Fresh humanitarian crisis hits Ethiopia
A fresh refugee crisis has erupted in strife-riven Ethiopia after thousands of Eritreans were forced to flee a camp when fighting flared between Ethiopian government troops and separatists in the Afar region.
The UN refugee agency UNHCR says that unidentified assailants targeted Barahle camp earlier this month after fighting engulfed the area.
“Refugees who trekked the long distance to the regional capital in Semera reported that armed men entered the camp on 3 February, stole their belongings and occupied their homes,” a UNHCR statement said.
“According to their testimonies, at least five refugees were killed. Family members lost one another in the chaos of fleeing the camp.”
The attack is the latest example of Eritrean nationals living as refugees in Ethiopia coming under fire, since conflict erupted and spread from the northern Ethiopian region of Tigray in November 2020.
An investigation by the UN human rights office OHCHR and the Ethiopian Human Rights Commission in November reported on how Tigrayan separatist and national Ethiopian fighters the lives of thousands at risk in Shimelba camp, between November 2020 and January 2021.
Following the attack in Afar, more than 4,000 refugees reached Semera, where UNHCR and the Ethiopian Refugees and Returnees Service are providing shelter, relief items, food as well as clean water.
Another 10,000 refugees are also said to be living in Afdera, a town 225 kilometres from Semera. Yet more are believed to have fled towards the towns of Altefa and Dabure, further inland.”
Last month, the UNHCR urged the international community to do more to end the fighting in northern Ethiopia after finally reaching Eritrean refugees in Tigray region who were suffering food shortages.
“With yet another refugee camp severely impacted, UNHCR remains extremely worried about the safety and wellbeing of thousands of Eritrean refugees caught up in the conflict,” A UNHCR spokesperson said.
“Hostilities must cease and humanitarian access must be provided so that we can be there and help the people who have urgent needs.”
The conflict in Tigray flared in November 2020 when Prime Minister Abiy Ahmed ordered a military intervention against the region’s powerful ruling party, the Tigray People’s Liberation Front (TPLF), after reports of attacks on government military bases.
Aid operations in Tigray, which hosts around 200,000 internally displaced people and refugees from neighbouring Eritrea, have been severely curtailed since.
Tensions between the TPLF and the federal government have been escalating since September 2020, when Addis Ababa indefinitely postponed regional and national elections because of the COVID-19 pandemic. TPLF officials opposed the decision and organised their own elections.
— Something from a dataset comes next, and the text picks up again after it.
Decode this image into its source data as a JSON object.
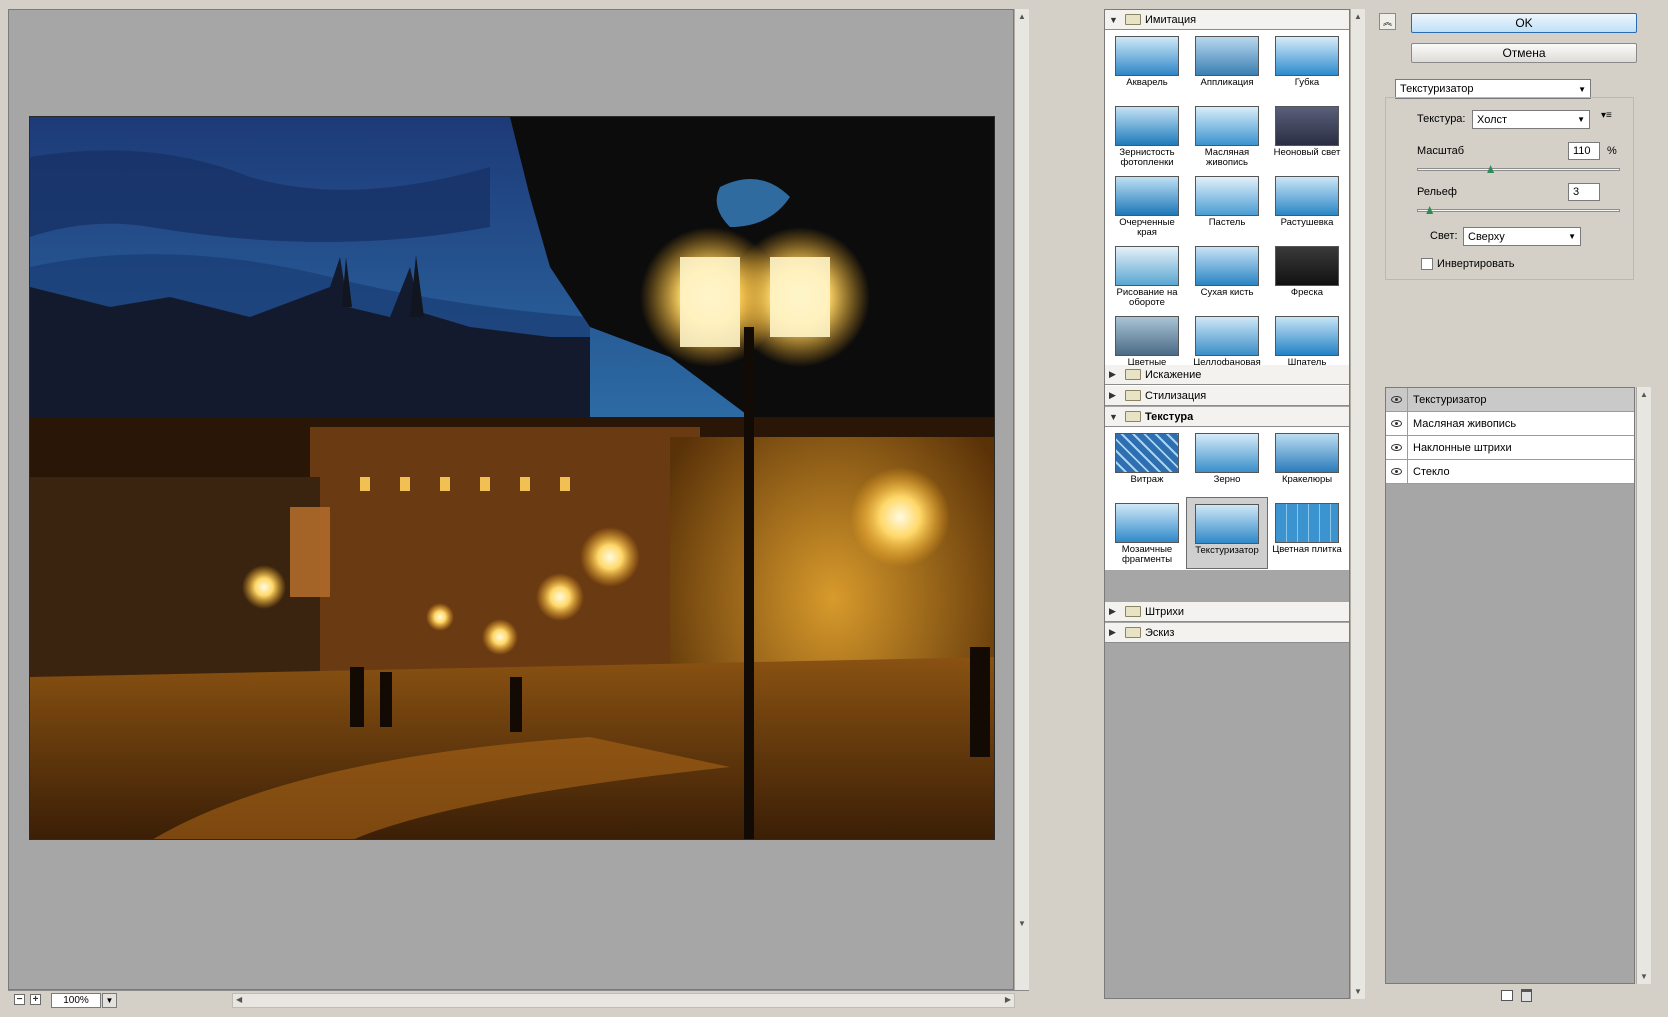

An ethnic Tigrayan party, the TPLF was the dominant force in Ethiopian politics until Abiy took office in 2018. Its members have since lost positions within the central government, and several officials have been arrested for corruption and human rights abuses.
Just six percent of Ethiopia’s more than 100 million population live in Tigray, but local officials have dominated the country politically since the TPLF led a guerrilla struggle that defeated the country’s Marxist junta, known as the Derg, in 1991.
In power, the TPLF introduced a new constitution that saw Ethiopia divided into nine ethnically based regions – each with their own security forces, parliaments, and the right to secede.
The party was the driving force within the Ethiopian People’s Revolutionary Democratic Front (EPRDF), a coalition of ethnic parties that was controlled by the TPLF and ruled with an iron fist for almost 30 years.
The removal of Tigrayan officials after Abiy – an ethnic Oromo – came to power on the back of mass protests against the EPRDF, fuelled by a sense of ethnic discrimination among party members.
Then, last November, Abiy dissolved the EPRDF, creating a “pan-Ethiopian” national party, known as the Prosperity Party, which opposition groups considered an attempt to centralise state power and deconstruct the federal system. The TPLF refused to join.
Since the TPLF won regional elections in September, both sides have described each other as illegitimate, while the finance ministry in Addis Ababa has frozen money to Mekelle, Tigray’s capital – a move TPLF leaders have said was a “declaration of war”.
Tigrayan leaders have complained of being unfairly targeted in corruption prosecutions, removed from top positions and blamed for the country’s problems.
Both sides of the conflict are heavily armed. The national army has redeployed troops to Tigray from across Ethiopia amid concerns about the loyalty of the Northern Command, which constitutes a large proportion of the country’s overall number of troops.